Let’s forget everything you have ever read in the business press about “experiences.” One of the most useful exercises for those of us who plan exhibits is to think of pleasant retail environments—not just the look of these stores but the feeling you get when you’re in the establishments themselves. What’s your favorite? Least favorite? Best Buy? Anthropologie? Sephora? Toys R Us? Home Depot? Your sister-in-law’s boutique that she opened with kick-starter funds? What makes you comfortable or uncomfortable when you’re in these places? Product displays? Helpful but respectful salespeople? Wine and cookies? Chatting with other shoppers? Total chaos? Complicated access? “Bathrooms are only for staff?” Apple cinnamon-scented candles?
Put yourself in your attendees’ place
Use your own “experiences” as a guide to the experience you create in your exhibit. On the positive side, you want attractive product displays, helpful, respectful—and knowledgeable staff. You want your exhibit to become a destination, perhaps with hospitality, where attendees can connect with your company and their peers. Negatives? what makes you want to run away?
Now consider: what are your customers’ experiences with your brand? Don’t confuse “brand” with “corporate identity.” Brand, it has been said, is what people say about you when you are not in the room.
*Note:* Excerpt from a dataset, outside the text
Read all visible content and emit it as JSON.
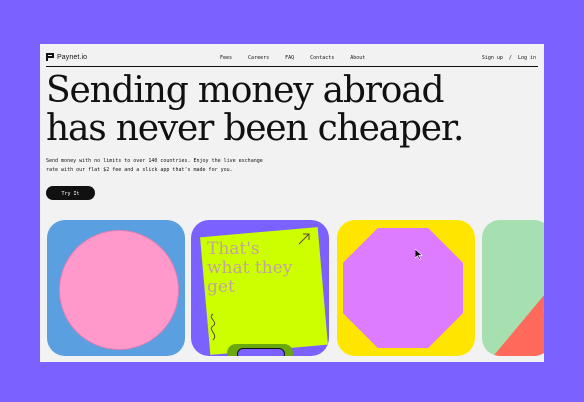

Your brand is “owned” by your customers based on the sum total of their experiences with it. Our goal is to give exhibit visitors a positive experience with our brand so that they say good things about us when we’re not in the room—which translates into buying or prescribing our products and services as well as having happy memories of meeting us on the show floor.
How do you plan the experience?
So let’s get back to planning that experience. One thing you can learn from your favorite retailers is that they know their customers, what will work (and not work) with them. You have a big picture of the customer base that characterizes your industry, but dig down a bit. Are attendees at your show predominantly male or female? How old are they? Much has been written about the different generations who are currently in the workplace; is your experience something that transcends generations?
Define the experience
Once you understand your attendees, your customers, begin to define the experience you want them to have with your brand.
- What do you want them to know?
- How will you communicate that knowledge?
- How will you show that you are listening to them?
- Maybe you won’t use the apple cinnamon candles, but how will you appeal to their senses?
- Do you have something for them to touch?
- Will there be an auditory component to your experience—and if so, what will it be?
Create positive feelings to accompany knowledge
The knowledge you want to impart is half of the experience equation, but the other half is what you want them to feel about your brand. Good staffers who are helpful and educated go a long way to generating good feelings. Data suggests that approximately 85% of what booth visitors remember is based on their interactions with staff members. Been to Nordstrom’s lately? Think about the way you were treated. Put that up against the checkout counter at the grocery store where two employees are complaining about work while bagging your groceries. You know what I mean. Will you have a place for visitors to sit down, perhaps have a cup of coffee or a snack, so they can have an informal chat with your product team? Use catering wisely, and make it a unique experience, not simply a copycat set up.
Invite your customers to experience your brand
Once you have your experience planned, work with your team to determine how to get customers to your space. Pre-show mailings? Ads in journals? Banner ads? How much can you spend on this category and what are your best options?
And after the show, thank customers for visiting and suggest a next step. Again, good retail salespeople will always follow up a positive customer interaction with a note, often handwritten. You’ve experienced that—and how does that make you feel? At the very least, you feel as if you had a good experience.